# [Task to carry out]
Give the records again exactly. Pictures do not belong in the copy.

==============================

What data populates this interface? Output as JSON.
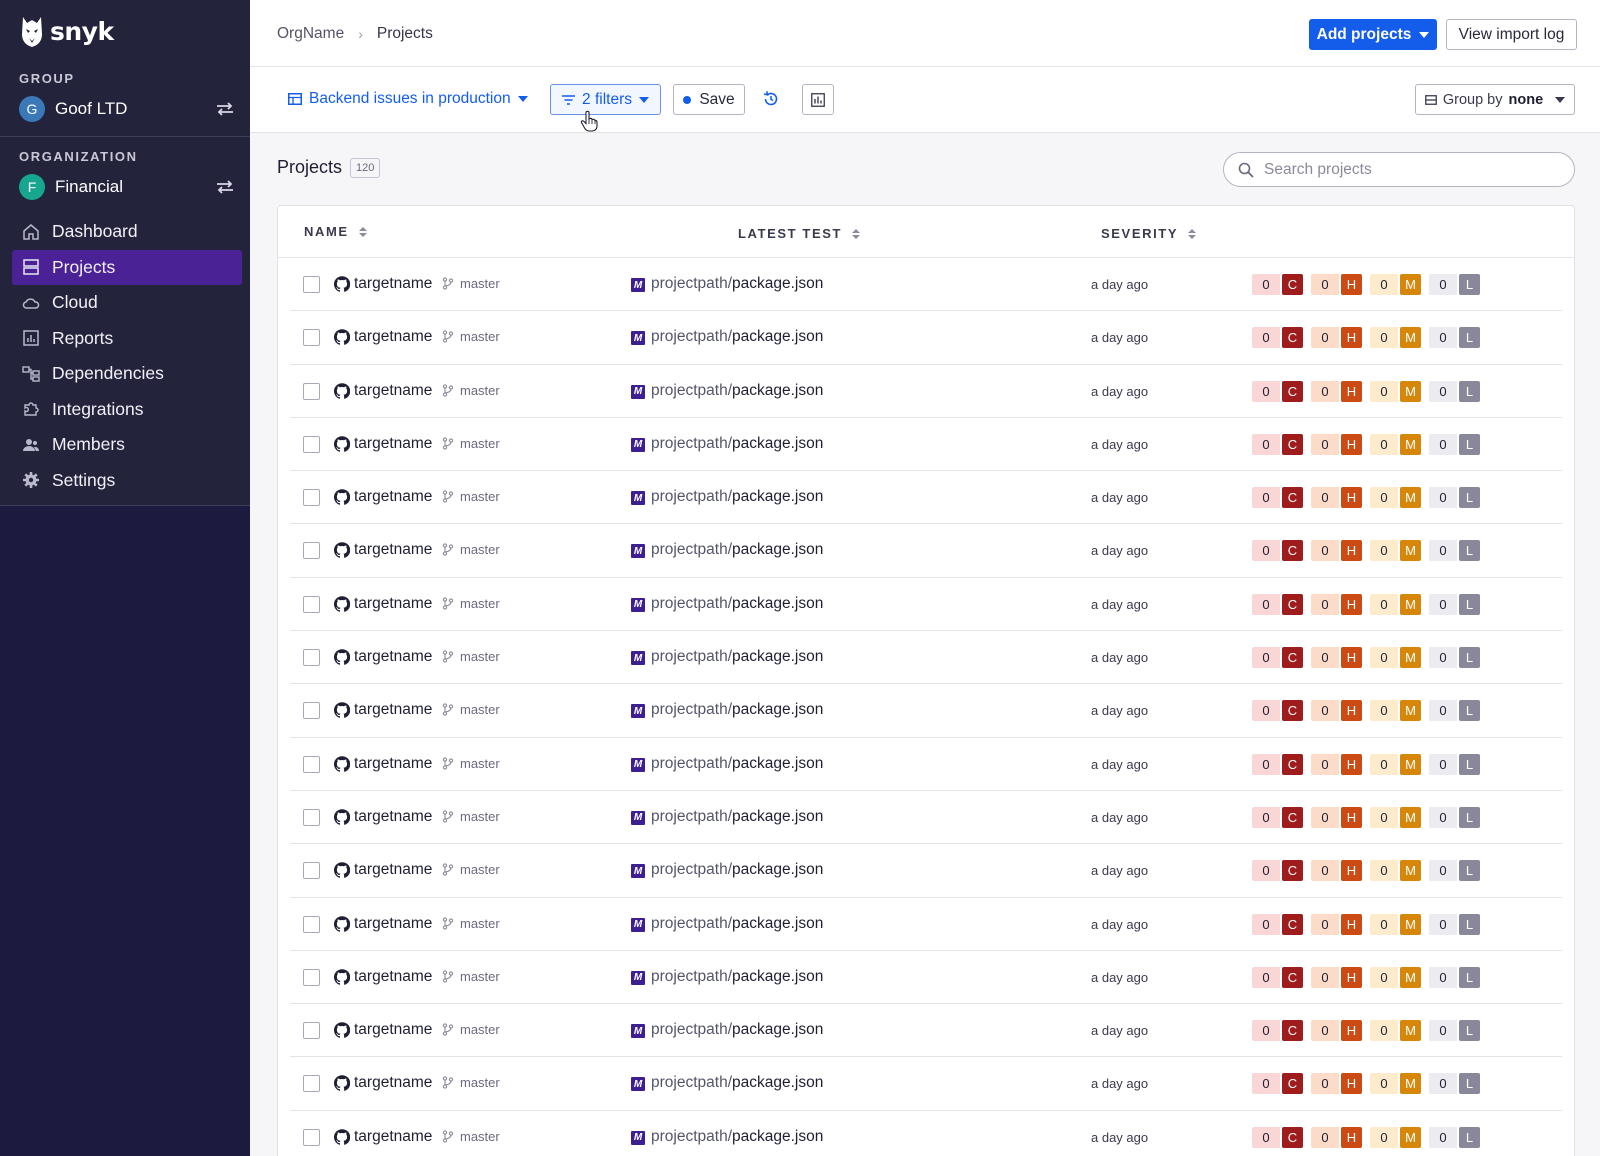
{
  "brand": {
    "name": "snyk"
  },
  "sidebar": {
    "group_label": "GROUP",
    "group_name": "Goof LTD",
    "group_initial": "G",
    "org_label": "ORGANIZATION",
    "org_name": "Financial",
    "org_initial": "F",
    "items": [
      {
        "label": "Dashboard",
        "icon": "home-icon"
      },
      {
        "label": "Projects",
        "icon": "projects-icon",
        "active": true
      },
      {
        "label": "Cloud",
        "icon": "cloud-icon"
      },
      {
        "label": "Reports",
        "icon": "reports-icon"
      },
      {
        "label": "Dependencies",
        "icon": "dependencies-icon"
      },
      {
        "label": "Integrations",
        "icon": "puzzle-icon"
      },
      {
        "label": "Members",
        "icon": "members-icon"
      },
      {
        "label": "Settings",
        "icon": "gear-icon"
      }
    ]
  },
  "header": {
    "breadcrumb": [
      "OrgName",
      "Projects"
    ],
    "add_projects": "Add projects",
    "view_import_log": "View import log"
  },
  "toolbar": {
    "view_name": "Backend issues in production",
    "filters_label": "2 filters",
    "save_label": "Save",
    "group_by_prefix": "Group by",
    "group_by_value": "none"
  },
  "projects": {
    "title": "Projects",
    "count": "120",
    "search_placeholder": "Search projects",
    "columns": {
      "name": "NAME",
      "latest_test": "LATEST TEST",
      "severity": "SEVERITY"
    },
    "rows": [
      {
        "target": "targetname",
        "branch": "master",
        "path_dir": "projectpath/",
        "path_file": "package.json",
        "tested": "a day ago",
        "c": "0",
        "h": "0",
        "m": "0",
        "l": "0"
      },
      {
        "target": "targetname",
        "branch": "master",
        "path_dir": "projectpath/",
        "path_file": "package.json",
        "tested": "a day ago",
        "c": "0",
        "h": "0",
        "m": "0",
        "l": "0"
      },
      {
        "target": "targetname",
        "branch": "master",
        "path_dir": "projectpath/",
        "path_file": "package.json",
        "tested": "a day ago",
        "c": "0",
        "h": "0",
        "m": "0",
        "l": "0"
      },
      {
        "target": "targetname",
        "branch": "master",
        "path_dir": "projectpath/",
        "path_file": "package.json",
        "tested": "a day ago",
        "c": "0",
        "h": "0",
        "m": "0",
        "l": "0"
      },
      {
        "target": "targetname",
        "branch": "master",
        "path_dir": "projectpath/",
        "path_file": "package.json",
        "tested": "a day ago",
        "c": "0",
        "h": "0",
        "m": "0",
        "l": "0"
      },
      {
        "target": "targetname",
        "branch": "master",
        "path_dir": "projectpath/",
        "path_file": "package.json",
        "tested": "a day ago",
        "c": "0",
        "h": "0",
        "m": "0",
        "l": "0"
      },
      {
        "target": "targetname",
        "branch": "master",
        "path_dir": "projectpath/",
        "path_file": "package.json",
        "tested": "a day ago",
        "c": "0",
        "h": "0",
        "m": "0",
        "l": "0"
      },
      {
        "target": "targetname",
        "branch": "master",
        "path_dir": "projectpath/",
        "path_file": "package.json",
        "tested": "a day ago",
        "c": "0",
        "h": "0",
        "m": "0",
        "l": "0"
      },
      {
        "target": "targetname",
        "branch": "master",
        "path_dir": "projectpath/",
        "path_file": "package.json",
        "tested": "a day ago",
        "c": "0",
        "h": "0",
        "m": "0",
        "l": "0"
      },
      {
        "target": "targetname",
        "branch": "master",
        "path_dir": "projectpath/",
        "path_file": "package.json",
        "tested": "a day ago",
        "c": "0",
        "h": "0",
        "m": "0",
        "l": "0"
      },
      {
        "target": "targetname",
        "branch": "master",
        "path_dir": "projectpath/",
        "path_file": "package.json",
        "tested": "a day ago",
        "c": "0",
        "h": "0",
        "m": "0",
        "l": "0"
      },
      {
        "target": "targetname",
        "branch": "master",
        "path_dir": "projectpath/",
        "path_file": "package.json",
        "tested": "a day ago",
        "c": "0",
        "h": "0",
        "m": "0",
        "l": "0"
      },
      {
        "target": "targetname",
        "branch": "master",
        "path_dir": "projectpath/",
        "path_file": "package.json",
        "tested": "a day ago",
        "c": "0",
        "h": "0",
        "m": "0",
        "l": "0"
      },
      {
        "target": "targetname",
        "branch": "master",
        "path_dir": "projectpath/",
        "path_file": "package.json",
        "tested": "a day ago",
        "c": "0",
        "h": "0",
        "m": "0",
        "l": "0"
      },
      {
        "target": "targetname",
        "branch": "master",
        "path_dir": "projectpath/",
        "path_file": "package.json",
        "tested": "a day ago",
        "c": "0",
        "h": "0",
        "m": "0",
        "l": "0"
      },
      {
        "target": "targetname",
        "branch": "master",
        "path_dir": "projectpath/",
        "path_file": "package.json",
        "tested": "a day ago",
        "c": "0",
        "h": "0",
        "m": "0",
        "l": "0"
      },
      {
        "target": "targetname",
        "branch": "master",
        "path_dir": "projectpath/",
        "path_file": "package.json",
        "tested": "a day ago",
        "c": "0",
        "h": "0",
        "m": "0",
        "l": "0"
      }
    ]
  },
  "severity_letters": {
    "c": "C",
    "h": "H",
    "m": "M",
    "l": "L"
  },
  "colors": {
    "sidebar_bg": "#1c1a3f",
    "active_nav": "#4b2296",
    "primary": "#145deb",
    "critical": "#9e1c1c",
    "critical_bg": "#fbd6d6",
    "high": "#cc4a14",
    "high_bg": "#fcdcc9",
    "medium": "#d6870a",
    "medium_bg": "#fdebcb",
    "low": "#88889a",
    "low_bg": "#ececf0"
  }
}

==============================

# [Task solution]
What data populates this interface? Output as JSON.
{
  "brand": {
    "name": "snyk"
  },
  "sidebar": {
    "group_label": "GROUP",
    "group_name": "Goof LTD",
    "group_initial": "G",
    "org_label": "ORGANIZATION",
    "org_name": "Financial",
    "org_initial": "F",
    "items": [
      {
        "label": "Dashboard",
        "icon": "home-icon"
      },
      {
        "label": "Projects",
        "icon": "projects-icon",
        "active": true
      },
      {
        "label": "Cloud",
        "icon": "cloud-icon"
      },
      {
        "label": "Reports",
        "icon": "reports-icon"
      },
      {
        "label": "Dependencies",
        "icon": "dependencies-icon"
      },
      {
        "label": "Integrations",
        "icon": "puzzle-icon"
      },
      {
        "label": "Members",
        "icon": "members-icon"
      },
      {
        "label": "Settings",
        "icon": "gear-icon"
      }
    ]
  },
  "header": {
    "breadcrumb": [
      "OrgName",
      "Projects"
    ],
    "add_projects": "Add projects",
    "view_import_log": "View import log"
  },
  "toolbar": {
    "view_name": "Backend issues in production",
    "filters_label": "2 filters",
    "save_label": "Save",
    "group_by_prefix": "Group by",
    "group_by_value": "none"
  },
  "projects": {
    "title": "Projects",
    "count": "120",
    "search_placeholder": "Search projects",
    "columns": {
      "name": "NAME",
      "latest_test": "LATEST TEST",
      "severity": "SEVERITY"
    },
    "rows": [
      {
        "target": "targetname",
        "branch": "master",
        "path_dir": "projectpath/",
        "path_file": "package.json",
        "tested": "a day ago",
        "c": "0",
        "h": "0",
        "m": "0",
        "l": "0"
      },
      {
        "target": "targetname",
        "branch": "master",
        "path_dir": "projectpath/",
        "path_file": "package.json",
        "tested": "a day ago",
        "c": "0",
        "h": "0",
        "m": "0",
        "l": "0"
      },
      {
        "target": "targetname",
        "branch": "master",
        "path_dir": "projectpath/",
        "path_file": "package.json",
        "tested": "a day ago",
        "c": "0",
        "h": "0",
        "m": "0",
        "l": "0"
      },
      {
        "target": "targetname",
        "branch": "master",
        "path_dir": "projectpath/",
        "path_file": "package.json",
        "tested": "a day ago",
        "c": "0",
        "h": "0",
        "m": "0",
        "l": "0"
      },
      {
        "target": "targetname",
        "branch": "master",
        "path_dir": "projectpath/",
        "path_file": "package.json",
        "tested": "a day ago",
        "c": "0",
        "h": "0",
        "m": "0",
        "l": "0"
      },
      {
        "target": "targetname",
        "branch": "master",
        "path_dir": "projectpath/",
        "path_file": "package.json",
        "tested": "a day ago",
        "c": "0",
        "h": "0",
        "m": "0",
        "l": "0"
      },
      {
        "target": "targetname",
        "branch": "master",
        "path_dir": "projectpath/",
        "path_file": "package.json",
        "tested": "a day ago",
        "c": "0",
        "h": "0",
        "m": "0",
        "l": "0"
      },
      {
        "target": "targetname",
        "branch": "master",
        "path_dir": "projectpath/",
        "path_file": "package.json",
        "tested": "a day ago",
        "c": "0",
        "h": "0",
        "m": "0",
        "l": "0"
      },
      {
        "target": "targetname",
        "branch": "master",
        "path_dir": "projectpath/",
        "path_file": "package.json",
        "tested": "a day ago",
        "c": "0",
        "h": "0",
        "m": "0",
        "l": "0"
      },
      {
        "target": "targetname",
        "branch": "master",
        "path_dir": "projectpath/",
        "path_file": "package.json",
        "tested": "a day ago",
        "c": "0",
        "h": "0",
        "m": "0",
        "l": "0"
      },
      {
        "target": "targetname",
        "branch": "master",
        "path_dir": "projectpath/",
        "path_file": "package.json",
        "tested": "a day ago",
        "c": "0",
        "h": "0",
        "m": "0",
        "l": "0"
      },
      {
        "target": "targetname",
        "branch": "master",
        "path_dir": "projectpath/",
        "path_file": "package.json",
        "tested": "a day ago",
        "c": "0",
        "h": "0",
        "m": "0",
        "l": "0"
      },
      {
        "target": "targetname",
        "branch": "master",
        "path_dir": "projectpath/",
        "path_file": "package.json",
        "tested": "a day ago",
        "c": "0",
        "h": "0",
        "m": "0",
        "l": "0"
      },
      {
        "target": "targetname",
        "branch": "master",
        "path_dir": "projectpath/",
        "path_file": "package.json",
        "tested": "a day ago",
        "c": "0",
        "h": "0",
        "m": "0",
        "l": "0"
      },
      {
        "target": "targetname",
        "branch": "master",
        "path_dir": "projectpath/",
        "path_file": "package.json",
        "tested": "a day ago",
        "c": "0",
        "h": "0",
        "m": "0",
        "l": "0"
      },
      {
        "target": "targetname",
        "branch": "master",
        "path_dir": "projectpath/",
        "path_file": "package.json",
        "tested": "a day ago",
        "c": "0",
        "h": "0",
        "m": "0",
        "l": "0"
      },
      {
        "target": "targetname",
        "branch": "master",
        "path_dir": "projectpath/",
        "path_file": "package.json",
        "tested": "a day ago",
        "c": "0",
        "h": "0",
        "m": "0",
        "l": "0"
      }
    ]
  },
  "severity_letters": {
    "c": "C",
    "h": "H",
    "m": "M",
    "l": "L"
  },
  "colors": {
    "sidebar_bg": "#1c1a3f",
    "active_nav": "#4b2296",
    "primary": "#145deb",
    "critical": "#9e1c1c",
    "critical_bg": "#fbd6d6",
    "high": "#cc4a14",
    "high_bg": "#fcdcc9",
    "medium": "#d6870a",
    "medium_bg": "#fdebcb",
    "low": "#88889a",
    "low_bg": "#ececf0"
  }
}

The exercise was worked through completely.